media

  • Permalink Gallery

    Inaccurate, exploitative, and very popular: the problem with ‘Poverty Porn’

Inaccurate, exploitative, and very popular: the problem with ‘Poverty Porn’

With politicians, media, and much of public opinion already framing welfare as a problem, what is the impact of television shows that claim to ‘expose’ the daily lives of claimants? Ruth Patrick draws on her latest book to explain the mismatch between such portrayals and claimants’ realities. She writes that while some of Britain’s poorest are being exploited for […]

  • Permalink Gallery

    Press regulation: three reasons why a 30 year old campaign must continue

Press regulation: three reasons why a 30 year old campaign must continue

A government consultation on press regulation which asked for views on whether to commence Section 40 of the Crime and Courts Act 2013, and whether or not to proceed with Leveson Part 2, recently closed. Steven Barnett argues that it is important to take a longer term perspective on the issue of press reform.

With the government’s consultation on […]

Us and Them: how populist parties get their message across

Current discussions about politics – be it European, British, or American – almost inevitably end up being discussions about populism. Yet we know little about how populist parties communicate their messages. Focusing on this area, and drawing on extensive research from across Europe, Toril Aalberg, Frank Esser, Carsten Reinemann, Jesper Stromback, and Claes de Vreese share some key findings […]

The conflict between religion and media has deep roots

A recent report into the place of religion in public life presented a gloomy picture of the relationship between media and religion. Whilst media misrepresentations usually concern Muslims, the most vocal complainers are Christians. Abby Day argues the reason for this may lie in more fundamental, ancient and even ontological concerns.

Recent attention to mainstream media reveals that relations between […]

August 27th, 2016|Featured|2 Comments|
  • Permalink Gallery

    Don’t blame ‘the media’ for the state of the referendum campaign

Don’t blame ‘the media’ for the state of the referendum campaign

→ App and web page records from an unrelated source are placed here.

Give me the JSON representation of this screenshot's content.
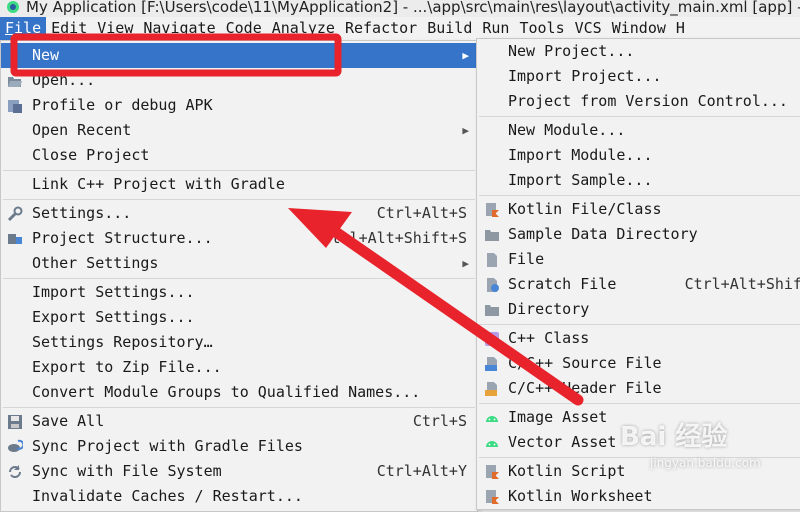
{
  "titlebar": {
    "text": "My Application [F:\\Users\\code\\11\\MyApplication2] - ...\\app\\src\\main\\res\\layout\\activity_main.xml [app] - And"
  },
  "menubar": [
    {
      "label": "File",
      "active": true
    },
    {
      "label": "Edit"
    },
    {
      "label": "View"
    },
    {
      "label": "Navigate"
    },
    {
      "label": "Code"
    },
    {
      "label": "Analyze"
    },
    {
      "label": "Refactor"
    },
    {
      "label": "Build"
    },
    {
      "label": "Run"
    },
    {
      "label": "Tools"
    },
    {
      "label": "VCS"
    },
    {
      "label": "Window"
    },
    {
      "label": "H"
    }
  ],
  "file_menu": {
    "items": [
      {
        "label": "New",
        "submenu": true,
        "selected": true,
        "icon": "none"
      },
      {
        "label": "Open...",
        "icon": "open-folder-icon"
      },
      {
        "label": "Profile or debug APK",
        "icon": "apk-icon"
      },
      {
        "label": "Open Recent",
        "submenu": true
      },
      {
        "label": "Close Project"
      },
      {
        "label": "Link C++ Project with Gradle"
      },
      {
        "label": "Settings...",
        "shortcut": "Ctrl+Alt+S",
        "icon": "wrench-icon"
      },
      {
        "label": "Project Structure...",
        "shortcut": "Ctrl+Alt+Shift+S",
        "icon": "project-structure-icon"
      },
      {
        "label": "Other Settings",
        "submenu": true
      },
      {
        "label": "Import Settings..."
      },
      {
        "label": "Export Settings..."
      },
      {
        "label": "Settings Repository…"
      },
      {
        "label": "Export to Zip File..."
      },
      {
        "label": "Convert Module Groups to Qualified Names..."
      },
      {
        "label": "Save All",
        "shortcut": "Ctrl+S",
        "icon": "save-icon"
      },
      {
        "label": "Sync Project with Gradle Files",
        "icon": "gradle-sync-icon"
      },
      {
        "label": "Sync with File System",
        "shortcut": "Ctrl+Alt+Y",
        "icon": "sync-icon"
      },
      {
        "label": "Invalidate Caches / Restart..."
      }
    ]
  },
  "new_submenu": {
    "items": [
      {
        "label": "New Project..."
      },
      {
        "label": "Import Project..."
      },
      {
        "label": "Project from Version Control..."
      },
      {
        "label": "New Module..."
      },
      {
        "label": "Import Module..."
      },
      {
        "label": "Import Sample..."
      },
      {
        "label": "Kotlin File/Class",
        "icon": "kotlin-file-icon"
      },
      {
        "label": "Sample Data Directory",
        "icon": "folder-icon"
      },
      {
        "label": "File",
        "icon": "file-icon"
      },
      {
        "label": "Scratch File",
        "shortcut": "Ctrl+Alt+Shift",
        "icon": "scratch-file-icon"
      },
      {
        "label": "Directory",
        "icon": "folder-icon"
      },
      {
        "label": "C++ Class",
        "icon": "cpp-class-icon"
      },
      {
        "label": "C/C++ Source File",
        "icon": "cpp-source-icon"
      },
      {
        "label": "C/C++ Header File",
        "icon": "cpp-header-icon"
      },
      {
        "label": "Image Asset",
        "icon": "android-icon"
      },
      {
        "label": "Vector Asset",
        "icon": "android-icon"
      },
      {
        "label": "Kotlin Script",
        "icon": "kotlin-script-icon"
      },
      {
        "label": "Kotlin Worksheet",
        "icon": "kotlin-worksheet-icon"
      }
    ]
  },
  "annotation": {
    "highlight_color": "#e8232c",
    "arrow_color": "#e8232c"
  },
  "watermark": {
    "main": "Bai 经验",
    "sub": "jingyan.baidu.com"
  },
  "colors": {
    "selection": "#3574c8",
    "menu_bg": "#f2f2f2"
  }
}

How well has the UK’s news media done in staging the debate and informing the public? Some outlets have fought valiantly to report the referendum campaign fairly, writes Charlie Beckett. Members of the public who complain they aren’t getting the facts must be joking. Nonetheless, the media take their cue from politicians, and campaigners’ strategy of destabilising the discourse while controlling their own message based […]

June 26th, 2016|Brexit, Featured|3 Comments|
  • Permalink Gallery

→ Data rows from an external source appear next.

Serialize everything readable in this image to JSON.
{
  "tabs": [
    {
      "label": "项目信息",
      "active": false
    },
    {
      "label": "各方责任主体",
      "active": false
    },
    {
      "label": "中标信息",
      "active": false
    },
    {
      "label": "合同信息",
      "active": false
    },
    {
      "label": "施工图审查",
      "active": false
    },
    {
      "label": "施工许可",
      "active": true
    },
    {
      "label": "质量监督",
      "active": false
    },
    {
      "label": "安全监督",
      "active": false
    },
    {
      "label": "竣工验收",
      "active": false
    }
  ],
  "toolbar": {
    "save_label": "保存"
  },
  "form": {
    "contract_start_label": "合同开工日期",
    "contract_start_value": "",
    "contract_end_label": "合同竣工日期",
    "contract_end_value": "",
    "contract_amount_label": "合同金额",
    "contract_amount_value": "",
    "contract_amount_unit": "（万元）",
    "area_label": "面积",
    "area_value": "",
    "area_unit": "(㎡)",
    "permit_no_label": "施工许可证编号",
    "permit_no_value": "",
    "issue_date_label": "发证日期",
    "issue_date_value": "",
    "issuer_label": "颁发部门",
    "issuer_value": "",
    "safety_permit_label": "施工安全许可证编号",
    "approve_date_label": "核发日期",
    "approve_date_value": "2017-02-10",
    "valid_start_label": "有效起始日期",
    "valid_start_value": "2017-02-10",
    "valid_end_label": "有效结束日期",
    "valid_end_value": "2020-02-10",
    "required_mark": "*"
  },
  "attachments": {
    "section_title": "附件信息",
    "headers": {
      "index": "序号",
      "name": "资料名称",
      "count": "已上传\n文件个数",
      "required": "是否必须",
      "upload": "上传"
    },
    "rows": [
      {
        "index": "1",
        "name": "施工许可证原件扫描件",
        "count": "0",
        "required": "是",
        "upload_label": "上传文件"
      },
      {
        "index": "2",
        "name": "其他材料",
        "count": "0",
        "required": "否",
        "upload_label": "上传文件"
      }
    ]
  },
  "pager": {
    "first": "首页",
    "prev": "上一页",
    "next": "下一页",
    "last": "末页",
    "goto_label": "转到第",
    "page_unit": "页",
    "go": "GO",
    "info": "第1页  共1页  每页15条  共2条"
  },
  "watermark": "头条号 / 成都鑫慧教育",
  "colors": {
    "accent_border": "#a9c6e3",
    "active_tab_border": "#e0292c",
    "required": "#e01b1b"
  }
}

    British media is failing to give voters the full picture ahead of elections

British media is failing to give voters the full picture ahead of elections

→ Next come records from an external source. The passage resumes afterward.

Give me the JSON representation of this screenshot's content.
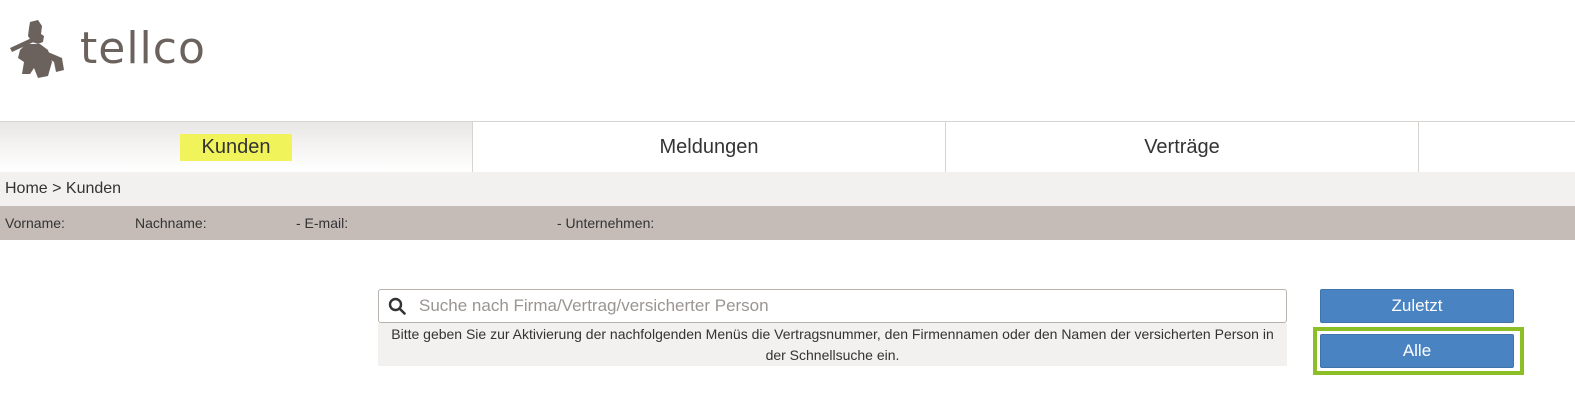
{
  "header": {
    "logo_text": "tellco",
    "logo_icon": "tell-figure-logo"
  },
  "nav": {
    "items": [
      {
        "label": "Kunden",
        "active": true
      },
      {
        "label": "Meldungen",
        "active": false
      },
      {
        "label": "Verträge",
        "active": false
      },
      {
        "label": "",
        "active": false
      }
    ]
  },
  "breadcrumb": {
    "text": "Home > Kunden"
  },
  "infobar": {
    "vorname_label": "Vorname:",
    "nachname_label": "Nachname:",
    "email_label": "- E-mail:",
    "unternehmen_label": "- Unternehmen:"
  },
  "search": {
    "icon": "search-icon",
    "placeholder": "Suche nach Firma/Vertrag/versicherter Person",
    "value": "",
    "hint": "Bitte geben Sie zur Aktivierung der nachfolgenden Menüs die Vertragsnummer, den Firmennamen oder den Namen der versicherten Person in der Schnellsuche ein."
  },
  "buttons": {
    "recent_label": "Zuletzt",
    "all_label": "Alle"
  },
  "colors": {
    "primary_button": "#4a83c2",
    "highlight_yellow": "#f0f35a",
    "focus_green": "#8cbf26",
    "infobar_bg": "#c5bcb8"
  }
}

Recently it has been argued that the integrity of UK elections suffers when it comes to the media coverage associated with them. Here Stephen Cushion and Roger Scully outline how limited the coverage is, with a particular focus on Wales. With the EU referendum crowding the media space, important local and devolved elections may struggle to keep on the media agenda.

When you […]

  • Permalink Gallery

    Beware the ‘false consciousness’ theory: newspapers won’t decide the EU referendum

Beware the ‘false consciousness’ theory: newspapers won’t decide the EU referendum

Campaigners should not overestimate the influence of traditional newspapers, says Charlie Beckett: their sales are in decline and they face competition from more politically neutral and humorous news sites like Buzzfeed and Vice. In any case, it is patronising to assume that a sheep-like public follow the diktats of the media they read. He identifies the outlets which will help swing […]

  • Permalink Gallery

    Excessive media power in the UK necessitates a more efficient and potent regulatory system

Excessive media power in the UK necessitates a more efficient and potent regulatory system

Creating spectacle in whatever form sells copy, but it also greatly increases visibility. Politicians need visibility and need the media in order to reach the electorate, to get through to them. This has created a very symbiotic but also a toxic relationship between political and media elites, writes Bart Cammaerts. With the disproportional degree of power the media holds comes responsibility, transparency […]

Creative Commons Attribution-NonCommercial-NoDerivs 3.0 Unported
This work by British Politics and Policy at LSE is licensed under a Creative Commons Attribution-NonCommercial-NoDerivs 3.0 Unported.